- **Exercise brief**:
Exact copy, pictures excluded: write out every line below.

*** Opening of Data for review ***

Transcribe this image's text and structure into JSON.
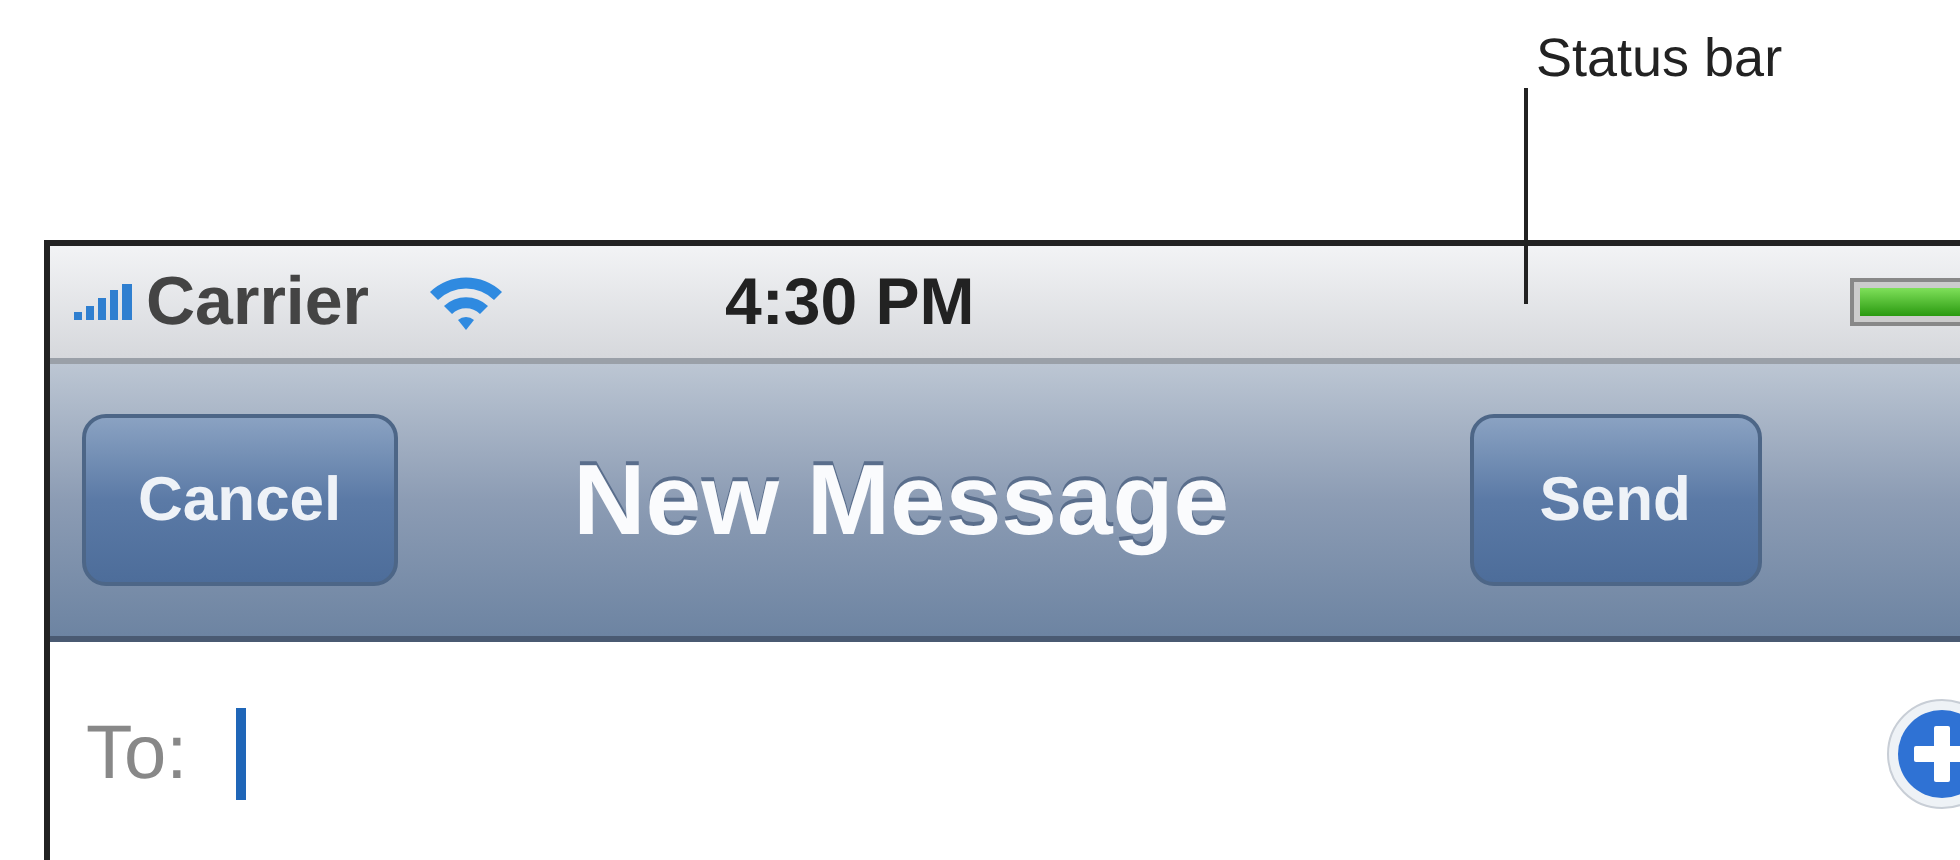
{
  "callout": {
    "label": "Status bar"
  },
  "status_bar": {
    "carrier": "Carrier",
    "time": "4:30 PM"
  },
  "nav_bar": {
    "left_button": "Cancel",
    "title": "New Message",
    "right_button": "Send"
  },
  "recipient_field": {
    "label": "To:"
  }
}
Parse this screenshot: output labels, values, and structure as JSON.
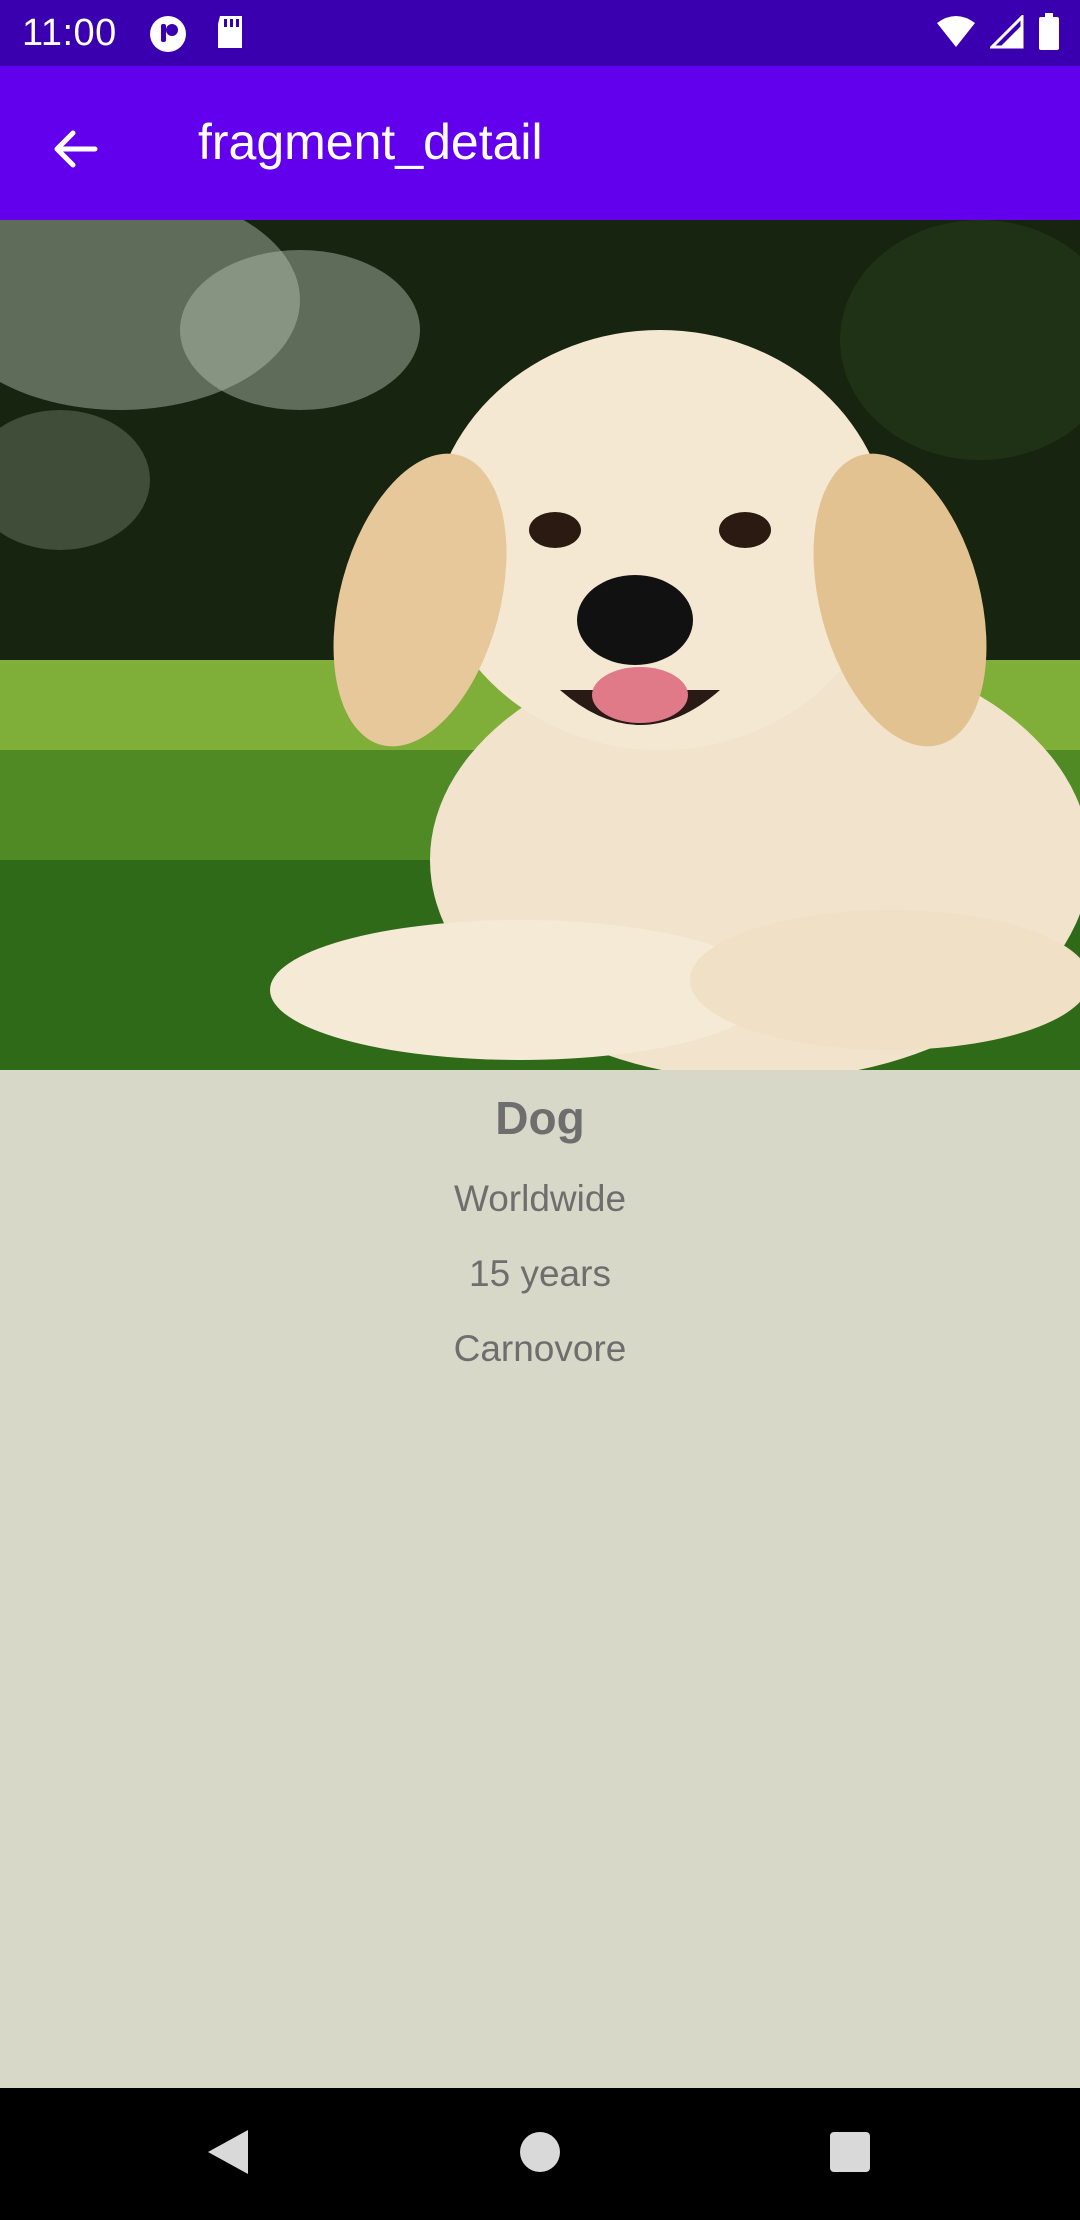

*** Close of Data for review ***

- **Response**:
Transcribe this image's text and structure into JSON.
{
  "callout": {
    "label": "Status bar"
  },
  "status_bar": {
    "carrier": "Carrier",
    "time": "4:30 PM"
  },
  "nav_bar": {
    "left_button": "Cancel",
    "title": "New Message",
    "right_button": "Send"
  },
  "recipient_field": {
    "label": "To:"
  }
}
Parse this screenshot: output labels, values, and structure as JSON.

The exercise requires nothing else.